The initial reaction Wednesday to President Barack Obama's pragmatic, measured approach to Afghanistan was predictable. In Washington, Obama's fellow Democrats criticized the human and financial cost of sending 30,000 more troops. Republicans questioned the wisdom of setting a July 2011 deadline to start bringing them home. And in Afghanistan, President Hamid Karzai promised to "spare no effort" to embrace the U.S. strategy but was silent on Obama's demand to root out corruption. The responses reflect the challenges in carrying out a calibrated strategy that leaves no one entirely satisfied — including the president.
Obama has made a coherent and politically courageous case for ordering more troops to Afghanistan. He explained Tuesday night it is critical to America's security to reverse the Taliban's gains and prevent them from toppling the shaky Afghan government and recreating a haven for al-Qaida terrorists. He reminded Americans that this is the region where plans were hatched for the 9/11 attacks, and he warned that another terrorist plot was recently stopped. Pulling out now would be conceding to al-Qaida, and maintaining the existing troop strength would allow the terrorists to keep gradually gaining ground. That puts the limited surge into sobering perspective and reflects the likely consequences if it fails.
The criticism about simultaneously announcing a surge in troops and a time line for beginning a withdrawal is understandable. It is unconventional to announce such a schedule for the winding down of wars. But in this case, Obama is acknowledging the obvious. The United States already has been fighting in Afghanistan for eight years at considerable human and financial cost. The country has neither the financial resources nor the stomach for an open-ended commitment with an unending loss of lives. The deadline reassures Americans suffering from the effects of the economic recession that their struggles are not forgotten, and it signals to the Afghans that it ultimately is up to them to determine the long-term fate of their country.
There are still significant gaps to be filled in as the administration sells its strategy to Congress and the public. U.S. expectations of the Karzai government have to be spelled out. The president remained a bit fuzzy on his approach to Pakistan, with its shaky government, nuclear warheads and unwillingness to aggressively root out terrorists. And while Obama candidly acknowledged the Afghanistan surge is expected to cost $30 billion and vowed to address the cost, he offered no specifics. Borrowing more money and adding to the national debt is not the answer.

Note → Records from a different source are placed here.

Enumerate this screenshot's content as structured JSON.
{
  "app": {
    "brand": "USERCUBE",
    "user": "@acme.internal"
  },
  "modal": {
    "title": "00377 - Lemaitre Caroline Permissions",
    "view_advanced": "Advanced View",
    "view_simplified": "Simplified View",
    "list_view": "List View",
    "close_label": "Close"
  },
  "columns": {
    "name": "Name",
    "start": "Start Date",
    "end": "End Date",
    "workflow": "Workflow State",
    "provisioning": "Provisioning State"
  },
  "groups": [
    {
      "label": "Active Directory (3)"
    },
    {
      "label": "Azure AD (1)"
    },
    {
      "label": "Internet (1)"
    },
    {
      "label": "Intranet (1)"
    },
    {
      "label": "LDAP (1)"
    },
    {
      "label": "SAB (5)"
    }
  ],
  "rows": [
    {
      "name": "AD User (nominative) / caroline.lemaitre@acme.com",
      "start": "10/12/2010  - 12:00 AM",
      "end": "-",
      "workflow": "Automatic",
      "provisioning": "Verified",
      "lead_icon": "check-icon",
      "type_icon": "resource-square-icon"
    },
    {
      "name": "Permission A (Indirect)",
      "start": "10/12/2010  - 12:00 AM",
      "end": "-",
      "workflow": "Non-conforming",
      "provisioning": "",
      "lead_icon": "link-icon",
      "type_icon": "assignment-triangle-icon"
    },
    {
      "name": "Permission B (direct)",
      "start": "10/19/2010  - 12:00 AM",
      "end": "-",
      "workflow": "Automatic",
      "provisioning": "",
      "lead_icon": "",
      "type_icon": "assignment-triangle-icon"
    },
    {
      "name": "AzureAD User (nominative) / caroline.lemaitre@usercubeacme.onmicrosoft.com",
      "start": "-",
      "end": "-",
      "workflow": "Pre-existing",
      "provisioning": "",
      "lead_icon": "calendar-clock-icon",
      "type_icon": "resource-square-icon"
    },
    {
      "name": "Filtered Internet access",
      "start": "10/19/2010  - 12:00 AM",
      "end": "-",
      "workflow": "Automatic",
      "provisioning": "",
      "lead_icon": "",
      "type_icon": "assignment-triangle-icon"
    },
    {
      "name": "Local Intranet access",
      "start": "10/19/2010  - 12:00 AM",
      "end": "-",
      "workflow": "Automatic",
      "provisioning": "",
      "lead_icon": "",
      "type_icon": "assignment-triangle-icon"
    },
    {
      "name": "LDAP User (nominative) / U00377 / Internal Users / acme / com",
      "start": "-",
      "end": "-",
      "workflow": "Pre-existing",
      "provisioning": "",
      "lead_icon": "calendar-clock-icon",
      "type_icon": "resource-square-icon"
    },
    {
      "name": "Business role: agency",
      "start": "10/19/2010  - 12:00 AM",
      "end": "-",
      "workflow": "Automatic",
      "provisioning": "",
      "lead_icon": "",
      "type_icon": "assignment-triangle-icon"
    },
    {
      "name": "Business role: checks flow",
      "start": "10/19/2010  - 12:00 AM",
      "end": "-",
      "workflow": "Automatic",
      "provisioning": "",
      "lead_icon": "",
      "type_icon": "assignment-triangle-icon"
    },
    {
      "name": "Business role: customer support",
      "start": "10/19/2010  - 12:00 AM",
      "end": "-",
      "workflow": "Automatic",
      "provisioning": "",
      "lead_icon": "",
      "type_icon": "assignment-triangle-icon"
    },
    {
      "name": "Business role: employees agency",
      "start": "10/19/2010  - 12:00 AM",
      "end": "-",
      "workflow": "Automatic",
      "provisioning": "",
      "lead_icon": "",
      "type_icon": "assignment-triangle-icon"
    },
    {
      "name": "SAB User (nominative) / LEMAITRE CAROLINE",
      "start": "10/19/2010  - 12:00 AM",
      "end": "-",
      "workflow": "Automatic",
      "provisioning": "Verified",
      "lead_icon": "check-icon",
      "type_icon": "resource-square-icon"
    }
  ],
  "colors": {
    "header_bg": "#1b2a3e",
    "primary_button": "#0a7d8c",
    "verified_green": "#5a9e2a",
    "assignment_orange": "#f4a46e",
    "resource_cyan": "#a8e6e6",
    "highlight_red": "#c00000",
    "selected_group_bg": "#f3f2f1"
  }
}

Despite these questions, Obama makes a strategic case that avoids political expediency. Some of the strongest criticism is coming from his disappointed supporters who want to immediately reduce the number of troops in Afghanistan, not increase them. Yet the president's approach reflects some of his best qualities. He methodically reviewed the situation and relied on input from military experts such as Defense Secretary Robert Gates, a hold-over from the Bush administration who supports the plan. He shifted the focus from Iraq to Afghanistan, and he defied convention by setting a timetable for withdrawal.
Afghanistan is now Obama's war. With no good options, he created a defensible hybrid that will help determine his political future and the security of the nation.